Records.

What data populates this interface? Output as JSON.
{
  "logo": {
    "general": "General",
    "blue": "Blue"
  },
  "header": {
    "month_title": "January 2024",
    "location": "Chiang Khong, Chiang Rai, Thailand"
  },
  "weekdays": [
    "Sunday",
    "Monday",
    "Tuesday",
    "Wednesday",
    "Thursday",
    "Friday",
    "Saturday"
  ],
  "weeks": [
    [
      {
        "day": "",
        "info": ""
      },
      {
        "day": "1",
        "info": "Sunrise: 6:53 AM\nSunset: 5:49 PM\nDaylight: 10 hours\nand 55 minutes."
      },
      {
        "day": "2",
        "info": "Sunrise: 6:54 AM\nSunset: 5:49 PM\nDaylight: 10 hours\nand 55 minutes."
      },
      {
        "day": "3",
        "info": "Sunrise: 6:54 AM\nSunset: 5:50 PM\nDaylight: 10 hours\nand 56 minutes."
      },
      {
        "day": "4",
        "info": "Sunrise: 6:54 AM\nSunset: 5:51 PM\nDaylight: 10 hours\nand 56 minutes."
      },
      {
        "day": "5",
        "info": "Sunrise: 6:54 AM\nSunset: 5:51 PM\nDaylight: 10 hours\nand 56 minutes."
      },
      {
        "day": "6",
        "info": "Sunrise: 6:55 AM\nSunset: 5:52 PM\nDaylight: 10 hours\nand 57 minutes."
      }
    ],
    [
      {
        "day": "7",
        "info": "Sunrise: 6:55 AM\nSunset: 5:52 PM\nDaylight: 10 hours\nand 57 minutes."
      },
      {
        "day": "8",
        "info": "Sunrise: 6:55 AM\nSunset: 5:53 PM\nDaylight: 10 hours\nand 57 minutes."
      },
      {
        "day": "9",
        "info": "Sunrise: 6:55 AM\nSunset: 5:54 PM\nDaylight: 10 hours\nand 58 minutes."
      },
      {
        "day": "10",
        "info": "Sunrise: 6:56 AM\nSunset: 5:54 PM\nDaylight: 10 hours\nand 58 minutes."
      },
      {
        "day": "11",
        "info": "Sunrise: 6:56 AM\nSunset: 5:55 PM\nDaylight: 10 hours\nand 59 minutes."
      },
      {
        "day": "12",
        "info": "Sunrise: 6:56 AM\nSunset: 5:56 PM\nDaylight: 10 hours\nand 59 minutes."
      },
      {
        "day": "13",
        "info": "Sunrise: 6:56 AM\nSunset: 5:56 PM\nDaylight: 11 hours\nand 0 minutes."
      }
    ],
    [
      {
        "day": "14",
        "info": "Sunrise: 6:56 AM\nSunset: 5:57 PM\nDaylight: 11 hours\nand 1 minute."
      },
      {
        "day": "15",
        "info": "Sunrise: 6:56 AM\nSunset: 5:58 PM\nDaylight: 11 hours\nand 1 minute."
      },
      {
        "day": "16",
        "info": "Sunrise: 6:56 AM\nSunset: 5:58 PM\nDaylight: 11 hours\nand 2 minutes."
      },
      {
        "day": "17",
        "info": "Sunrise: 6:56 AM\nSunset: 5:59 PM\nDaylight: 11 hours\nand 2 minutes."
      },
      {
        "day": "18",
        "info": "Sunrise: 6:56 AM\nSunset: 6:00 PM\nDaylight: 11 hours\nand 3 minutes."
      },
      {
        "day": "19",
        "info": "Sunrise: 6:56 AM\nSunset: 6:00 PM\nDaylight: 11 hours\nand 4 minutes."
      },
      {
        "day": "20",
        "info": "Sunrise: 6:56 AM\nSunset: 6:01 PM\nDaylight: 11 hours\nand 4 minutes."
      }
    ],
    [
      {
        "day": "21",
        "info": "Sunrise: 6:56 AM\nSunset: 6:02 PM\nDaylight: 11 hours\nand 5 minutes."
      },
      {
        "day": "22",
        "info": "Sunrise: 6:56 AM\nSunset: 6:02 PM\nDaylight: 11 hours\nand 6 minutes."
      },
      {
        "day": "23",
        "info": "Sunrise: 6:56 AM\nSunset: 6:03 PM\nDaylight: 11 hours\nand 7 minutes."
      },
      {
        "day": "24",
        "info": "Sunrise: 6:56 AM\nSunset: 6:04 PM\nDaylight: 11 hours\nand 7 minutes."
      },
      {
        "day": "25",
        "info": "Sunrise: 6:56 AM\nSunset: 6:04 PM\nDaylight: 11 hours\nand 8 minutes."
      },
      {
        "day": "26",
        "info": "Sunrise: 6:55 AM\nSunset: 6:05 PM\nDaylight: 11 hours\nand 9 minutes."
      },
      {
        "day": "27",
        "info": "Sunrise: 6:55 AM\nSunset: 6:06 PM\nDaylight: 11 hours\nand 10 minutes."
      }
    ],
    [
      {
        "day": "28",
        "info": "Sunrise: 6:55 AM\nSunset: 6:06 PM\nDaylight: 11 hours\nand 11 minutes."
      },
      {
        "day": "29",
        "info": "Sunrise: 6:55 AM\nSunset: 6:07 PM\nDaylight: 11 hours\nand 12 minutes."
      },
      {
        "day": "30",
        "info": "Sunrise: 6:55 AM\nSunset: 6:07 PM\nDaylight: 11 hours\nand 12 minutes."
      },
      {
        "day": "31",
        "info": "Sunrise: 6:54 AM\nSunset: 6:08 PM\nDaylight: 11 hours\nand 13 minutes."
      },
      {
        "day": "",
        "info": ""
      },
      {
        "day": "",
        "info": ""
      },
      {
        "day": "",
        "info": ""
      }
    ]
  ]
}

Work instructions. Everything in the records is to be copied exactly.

Solution.
What data populates this interface? Output as JSON.
{
  "logo": {
    "general": "General",
    "blue": "Blue"
  },
  "header": {
    "month_title": "January 2024",
    "location": "Chiang Khong, Chiang Rai, Thailand"
  },
  "weekdays": [
    "Sunday",
    "Monday",
    "Tuesday",
    "Wednesday",
    "Thursday",
    "Friday",
    "Saturday"
  ],
  "weeks": [
    [
      {
        "day": "",
        "info": ""
      },
      {
        "day": "1",
        "info": "Sunrise: 6:53 AM\nSunset: 5:49 PM\nDaylight: 10 hours\nand 55 minutes."
      },
      {
        "day": "2",
        "info": "Sunrise: 6:54 AM\nSunset: 5:49 PM\nDaylight: 10 hours\nand 55 minutes."
      },
      {
        "day": "3",
        "info": "Sunrise: 6:54 AM\nSunset: 5:50 PM\nDaylight: 10 hours\nand 56 minutes."
      },
      {
        "day": "4",
        "info": "Sunrise: 6:54 AM\nSunset: 5:51 PM\nDaylight: 10 hours\nand 56 minutes."
      },
      {
        "day": "5",
        "info": "Sunrise: 6:54 AM\nSunset: 5:51 PM\nDaylight: 10 hours\nand 56 minutes."
      },
      {
        "day": "6",
        "info": "Sunrise: 6:55 AM\nSunset: 5:52 PM\nDaylight: 10 hours\nand 57 minutes."
      }
    ],
    [
      {
        "day": "7",
        "info": "Sunrise: 6:55 AM\nSunset: 5:52 PM\nDaylight: 10 hours\nand 57 minutes."
      },
      {
        "day": "8",
        "info": "Sunrise: 6:55 AM\nSunset: 5:53 PM\nDaylight: 10 hours\nand 57 minutes."
      },
      {
        "day": "9",
        "info": "Sunrise: 6:55 AM\nSunset: 5:54 PM\nDaylight: 10 hours\nand 58 minutes."
      },
      {
        "day": "10",
        "info": "Sunrise: 6:56 AM\nSunset: 5:54 PM\nDaylight: 10 hours\nand 58 minutes."
      },
      {
        "day": "11",
        "info": "Sunrise: 6:56 AM\nSunset: 5:55 PM\nDaylight: 10 hours\nand 59 minutes."
      },
      {
        "day": "12",
        "info": "Sunrise: 6:56 AM\nSunset: 5:56 PM\nDaylight: 10 hours\nand 59 minutes."
      },
      {
        "day": "13",
        "info": "Sunrise: 6:56 AM\nSunset: 5:56 PM\nDaylight: 11 hours\nand 0 minutes."
      }
    ],
    [
      {
        "day": "14",
        "info": "Sunrise: 6:56 AM\nSunset: 5:57 PM\nDaylight: 11 hours\nand 1 minute."
      },
      {
        "day": "15",
        "info": "Sunrise: 6:56 AM\nSunset: 5:58 PM\nDaylight: 11 hours\nand 1 minute."
      },
      {
        "day": "16",
        "info": "Sunrise: 6:56 AM\nSunset: 5:58 PM\nDaylight: 11 hours\nand 2 minutes."
      },
      {
        "day": "17",
        "info": "Sunrise: 6:56 AM\nSunset: 5:59 PM\nDaylight: 11 hours\nand 2 minutes."
      },
      {
        "day": "18",
        "info": "Sunrise: 6:56 AM\nSunset: 6:00 PM\nDaylight: 11 hours\nand 3 minutes."
      },
      {
        "day": "19",
        "info": "Sunrise: 6:56 AM\nSunset: 6:00 PM\nDaylight: 11 hours\nand 4 minutes."
      },
      {
        "day": "20",
        "info": "Sunrise: 6:56 AM\nSunset: 6:01 PM\nDaylight: 11 hours\nand 4 minutes."
      }
    ],
    [
      {
        "day": "21",
        "info": "Sunrise: 6:56 AM\nSunset: 6:02 PM\nDaylight: 11 hours\nand 5 minutes."
      },
      {
        "day": "22",
        "info": "Sunrise: 6:56 AM\nSunset: 6:02 PM\nDaylight: 11 hours\nand 6 minutes."
      },
      {
        "day": "23",
        "info": "Sunrise: 6:56 AM\nSunset: 6:03 PM\nDaylight: 11 hours\nand 7 minutes."
      },
      {
        "day": "24",
        "info": "Sunrise: 6:56 AM\nSunset: 6:04 PM\nDaylight: 11 hours\nand 7 minutes."
      },
      {
        "day": "25",
        "info": "Sunrise: 6:56 AM\nSunset: 6:04 PM\nDaylight: 11 hours\nand 8 minutes."
      },
      {
        "day": "26",
        "info": "Sunrise: 6:55 AM\nSunset: 6:05 PM\nDaylight: 11 hours\nand 9 minutes."
      },
      {
        "day": "27",
        "info": "Sunrise: 6:55 AM\nSunset: 6:06 PM\nDaylight: 11 hours\nand 10 minutes."
      }
    ],
    [
      {
        "day": "28",
        "info": "Sunrise: 6:55 AM\nSunset: 6:06 PM\nDaylight: 11 hours\nand 11 minutes."
      },
      {
        "day": "29",
        "info": "Sunrise: 6:55 AM\nSunset: 6:07 PM\nDaylight: 11 hours\nand 12 minutes."
      },
      {
        "day": "30",
        "info": "Sunrise: 6:55 AM\nSunset: 6:07 PM\nDaylight: 11 hours\nand 12 minutes."
      },
      {
        "day": "31",
        "info": "Sunrise: 6:54 AM\nSunset: 6:08 PM\nDaylight: 11 hours\nand 13 minutes."
      },
      {
        "day": "",
        "info": ""
      },
      {
        "day": "",
        "info": ""
      },
      {
        "day": "",
        "info": ""
      }
    ]
  ]
}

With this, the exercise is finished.